Removing old lead-based paint is a job for trained and equipped specialists with state certification in these procedures. The California Department of Public Health now requires certification for anyone involved in any of the following areas of lead abatement work:
- Inspectors and assessors must have an I/A certificate to take paint chip or soil samples for lead testing, visual inspection of the property, preparation of reports on lead hazard for a specific building, proposals for abatement, and inspection for the lead after abatement work had been done.
- Sampling Technician certification allows a person to do some of the tasks of an I/A certificate under their supervision.
- Project Monitor certification is for people who manage construction projects involving lead abatement.
- Supervisor certification allows the oversight of daily work on the construction site.
- Worker certification is for laborers, carpenters, and other workers who work on construction sites involving lead removal and abatement.
Tri Span Environmental is a building contractor specializing in certification for all types of lead abatement work.
Remodeling and renovating an older building is a great way of preserving history while creating usable space built to the modern standards of safety and convenience. Older buildings also often contain interesting and attractive reusable materials like doors, windows, fixtures, and even lumber, but many older buildings also contain a variety of hazardous materials.
Common Hazardous Materials in Older Buildings
Buildings that were constructed before 1978 commonly used several materials which are now considered hazardous and which are now banned from use in the construction trades. The most common of these materials are asbestos and lead.
Lead was frequently added to paints until the late 1970s because it made the paint last longer, look fresher, and it made the paint moisture resistant. However, dust and peeling flakes of lead paint can be ingested by children leading to neurological and other disorders, and the unquestionable health problems created by lead paint finally resulted in lead being banned as a paint additive in the U.S. by 1978.
While most buildings have received new paint since then, there are still many older buildings with layers of lead paint hidden underneath newer coats of paint. This buried lead paint becomes a hazard during remodeling when walls are removed or opened-up when doors and cabinets are stripped of old paint for refinishing, and during other construction activity.
Removing Hazardous Building Materials

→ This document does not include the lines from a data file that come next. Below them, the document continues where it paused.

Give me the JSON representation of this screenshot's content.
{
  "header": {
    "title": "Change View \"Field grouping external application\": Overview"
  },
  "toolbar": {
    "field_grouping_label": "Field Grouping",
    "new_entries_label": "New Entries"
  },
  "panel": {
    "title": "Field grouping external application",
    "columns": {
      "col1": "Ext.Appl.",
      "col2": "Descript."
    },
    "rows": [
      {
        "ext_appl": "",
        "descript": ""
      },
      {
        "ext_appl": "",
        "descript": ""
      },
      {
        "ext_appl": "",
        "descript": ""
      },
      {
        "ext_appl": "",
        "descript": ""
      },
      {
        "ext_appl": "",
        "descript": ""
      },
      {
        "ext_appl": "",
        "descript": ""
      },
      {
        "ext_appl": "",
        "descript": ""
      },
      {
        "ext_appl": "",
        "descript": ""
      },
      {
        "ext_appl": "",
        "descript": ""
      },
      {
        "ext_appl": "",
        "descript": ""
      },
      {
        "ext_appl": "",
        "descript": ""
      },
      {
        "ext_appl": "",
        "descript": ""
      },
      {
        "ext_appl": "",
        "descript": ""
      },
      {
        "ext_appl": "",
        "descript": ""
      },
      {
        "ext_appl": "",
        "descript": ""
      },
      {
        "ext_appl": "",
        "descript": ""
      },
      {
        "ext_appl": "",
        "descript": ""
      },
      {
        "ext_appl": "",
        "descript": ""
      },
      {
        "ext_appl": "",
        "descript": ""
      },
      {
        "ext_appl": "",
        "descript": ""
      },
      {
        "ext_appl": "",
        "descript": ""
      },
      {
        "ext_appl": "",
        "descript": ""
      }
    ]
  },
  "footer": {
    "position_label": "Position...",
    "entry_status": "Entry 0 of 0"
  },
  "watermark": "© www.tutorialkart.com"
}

Identifying asbestos, lead, dangerous molds, and other hazardous materials in buildings are not always easy. Special training, equipment, and tests are often needed to determine if these substances are present. Removing them also requires special permits, notifications, and disposal procedures.